* **Exercise objective**
The word "kind" occurs in some lines of the listing. Copy those lines.

* **Working data**
········

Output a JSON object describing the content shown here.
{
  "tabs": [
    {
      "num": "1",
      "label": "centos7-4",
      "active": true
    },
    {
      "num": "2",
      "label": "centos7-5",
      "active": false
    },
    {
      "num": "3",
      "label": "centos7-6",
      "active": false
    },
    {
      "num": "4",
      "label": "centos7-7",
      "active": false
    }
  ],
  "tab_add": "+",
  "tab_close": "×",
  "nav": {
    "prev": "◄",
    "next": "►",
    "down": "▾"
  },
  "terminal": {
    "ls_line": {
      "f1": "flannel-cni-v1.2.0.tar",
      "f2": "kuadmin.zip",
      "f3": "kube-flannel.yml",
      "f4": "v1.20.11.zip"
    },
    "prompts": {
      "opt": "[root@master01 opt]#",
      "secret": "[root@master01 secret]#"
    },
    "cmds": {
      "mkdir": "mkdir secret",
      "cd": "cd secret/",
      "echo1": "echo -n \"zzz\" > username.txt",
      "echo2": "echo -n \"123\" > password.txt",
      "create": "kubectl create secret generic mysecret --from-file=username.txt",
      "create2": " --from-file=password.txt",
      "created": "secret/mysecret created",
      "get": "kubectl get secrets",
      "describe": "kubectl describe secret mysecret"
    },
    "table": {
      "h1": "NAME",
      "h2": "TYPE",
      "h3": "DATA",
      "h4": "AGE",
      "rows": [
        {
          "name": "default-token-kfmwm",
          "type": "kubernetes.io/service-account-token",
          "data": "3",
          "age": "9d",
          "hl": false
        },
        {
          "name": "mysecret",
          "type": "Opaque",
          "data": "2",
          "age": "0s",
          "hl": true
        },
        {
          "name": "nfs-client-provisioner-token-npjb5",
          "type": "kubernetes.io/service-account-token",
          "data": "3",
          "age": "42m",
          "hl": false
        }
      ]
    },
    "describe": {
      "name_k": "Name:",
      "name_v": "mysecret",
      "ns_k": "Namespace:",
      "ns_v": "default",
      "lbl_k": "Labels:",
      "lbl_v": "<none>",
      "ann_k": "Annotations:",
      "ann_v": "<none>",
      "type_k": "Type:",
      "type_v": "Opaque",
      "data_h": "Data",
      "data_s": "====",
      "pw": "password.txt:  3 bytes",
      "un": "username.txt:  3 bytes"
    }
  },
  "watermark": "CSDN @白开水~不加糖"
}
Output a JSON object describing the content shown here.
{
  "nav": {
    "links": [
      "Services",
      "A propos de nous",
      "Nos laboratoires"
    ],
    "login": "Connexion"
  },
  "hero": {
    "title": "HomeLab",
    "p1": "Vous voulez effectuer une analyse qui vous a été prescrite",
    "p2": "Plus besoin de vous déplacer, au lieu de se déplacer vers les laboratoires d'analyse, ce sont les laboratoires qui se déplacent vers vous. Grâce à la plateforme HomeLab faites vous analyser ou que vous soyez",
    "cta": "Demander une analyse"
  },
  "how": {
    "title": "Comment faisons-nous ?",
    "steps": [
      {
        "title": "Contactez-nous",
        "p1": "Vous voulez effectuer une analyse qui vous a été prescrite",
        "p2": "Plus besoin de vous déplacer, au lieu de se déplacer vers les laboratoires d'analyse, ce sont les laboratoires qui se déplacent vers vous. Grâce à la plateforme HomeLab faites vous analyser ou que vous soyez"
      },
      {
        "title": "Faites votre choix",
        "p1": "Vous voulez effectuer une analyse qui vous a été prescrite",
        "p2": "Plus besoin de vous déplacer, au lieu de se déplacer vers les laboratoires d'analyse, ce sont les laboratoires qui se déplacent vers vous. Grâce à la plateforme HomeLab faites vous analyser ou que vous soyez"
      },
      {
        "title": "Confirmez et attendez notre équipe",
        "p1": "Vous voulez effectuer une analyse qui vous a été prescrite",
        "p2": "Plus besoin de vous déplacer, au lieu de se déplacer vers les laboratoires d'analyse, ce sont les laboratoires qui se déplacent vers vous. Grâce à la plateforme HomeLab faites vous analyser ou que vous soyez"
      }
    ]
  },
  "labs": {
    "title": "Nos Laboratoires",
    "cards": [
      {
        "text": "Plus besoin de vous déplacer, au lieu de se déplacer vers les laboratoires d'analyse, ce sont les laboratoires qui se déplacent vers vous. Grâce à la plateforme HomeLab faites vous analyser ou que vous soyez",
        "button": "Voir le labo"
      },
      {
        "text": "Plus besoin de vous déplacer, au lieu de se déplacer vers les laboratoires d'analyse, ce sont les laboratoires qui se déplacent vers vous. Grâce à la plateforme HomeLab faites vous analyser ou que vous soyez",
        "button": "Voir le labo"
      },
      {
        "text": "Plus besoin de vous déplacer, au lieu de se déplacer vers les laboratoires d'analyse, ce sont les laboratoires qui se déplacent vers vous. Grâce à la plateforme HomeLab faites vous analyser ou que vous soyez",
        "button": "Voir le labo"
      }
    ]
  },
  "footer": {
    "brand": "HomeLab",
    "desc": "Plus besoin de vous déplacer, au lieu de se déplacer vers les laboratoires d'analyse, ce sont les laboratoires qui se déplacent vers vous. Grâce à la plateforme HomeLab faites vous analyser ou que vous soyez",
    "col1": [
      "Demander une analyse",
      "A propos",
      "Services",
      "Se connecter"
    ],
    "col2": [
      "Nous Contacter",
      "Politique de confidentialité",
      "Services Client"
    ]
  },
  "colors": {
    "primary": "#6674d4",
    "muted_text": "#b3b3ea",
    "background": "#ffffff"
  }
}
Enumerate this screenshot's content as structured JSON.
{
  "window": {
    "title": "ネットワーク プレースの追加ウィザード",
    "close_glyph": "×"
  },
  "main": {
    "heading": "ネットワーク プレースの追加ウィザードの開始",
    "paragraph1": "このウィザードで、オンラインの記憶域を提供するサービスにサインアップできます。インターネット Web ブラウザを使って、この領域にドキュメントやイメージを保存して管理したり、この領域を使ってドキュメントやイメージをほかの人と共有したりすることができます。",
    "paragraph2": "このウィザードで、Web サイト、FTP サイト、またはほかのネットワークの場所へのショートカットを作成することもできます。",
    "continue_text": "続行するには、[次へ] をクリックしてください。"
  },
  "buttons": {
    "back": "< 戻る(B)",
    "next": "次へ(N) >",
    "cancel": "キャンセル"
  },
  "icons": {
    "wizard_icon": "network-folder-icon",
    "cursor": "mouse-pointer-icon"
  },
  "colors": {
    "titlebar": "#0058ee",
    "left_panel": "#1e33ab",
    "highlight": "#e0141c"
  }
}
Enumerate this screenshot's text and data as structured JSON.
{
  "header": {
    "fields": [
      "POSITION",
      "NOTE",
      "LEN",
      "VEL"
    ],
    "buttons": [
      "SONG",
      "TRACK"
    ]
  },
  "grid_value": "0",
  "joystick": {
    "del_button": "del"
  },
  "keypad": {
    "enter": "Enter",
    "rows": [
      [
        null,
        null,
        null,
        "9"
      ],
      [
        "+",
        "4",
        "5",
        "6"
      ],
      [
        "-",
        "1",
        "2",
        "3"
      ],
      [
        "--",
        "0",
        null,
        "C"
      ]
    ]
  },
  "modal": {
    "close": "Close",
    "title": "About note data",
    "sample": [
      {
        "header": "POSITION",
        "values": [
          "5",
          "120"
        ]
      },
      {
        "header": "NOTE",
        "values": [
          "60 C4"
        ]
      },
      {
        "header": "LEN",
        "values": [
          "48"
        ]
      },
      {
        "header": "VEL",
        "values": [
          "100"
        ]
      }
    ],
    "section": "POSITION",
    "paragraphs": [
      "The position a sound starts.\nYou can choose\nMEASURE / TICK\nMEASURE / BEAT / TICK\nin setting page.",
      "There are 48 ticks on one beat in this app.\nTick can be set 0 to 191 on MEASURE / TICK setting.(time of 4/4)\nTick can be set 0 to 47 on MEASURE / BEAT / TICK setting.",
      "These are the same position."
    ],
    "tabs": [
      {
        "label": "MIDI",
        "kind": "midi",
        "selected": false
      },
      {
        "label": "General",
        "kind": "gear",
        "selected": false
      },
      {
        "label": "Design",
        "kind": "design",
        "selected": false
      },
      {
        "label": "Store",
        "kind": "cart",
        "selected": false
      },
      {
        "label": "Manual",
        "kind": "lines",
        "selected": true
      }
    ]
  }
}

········

* **Exercise output**
        "kind": "midi",
        "kind": "gear",
        "kind": "design",
        "kind": "cart",
        "kind": "lines",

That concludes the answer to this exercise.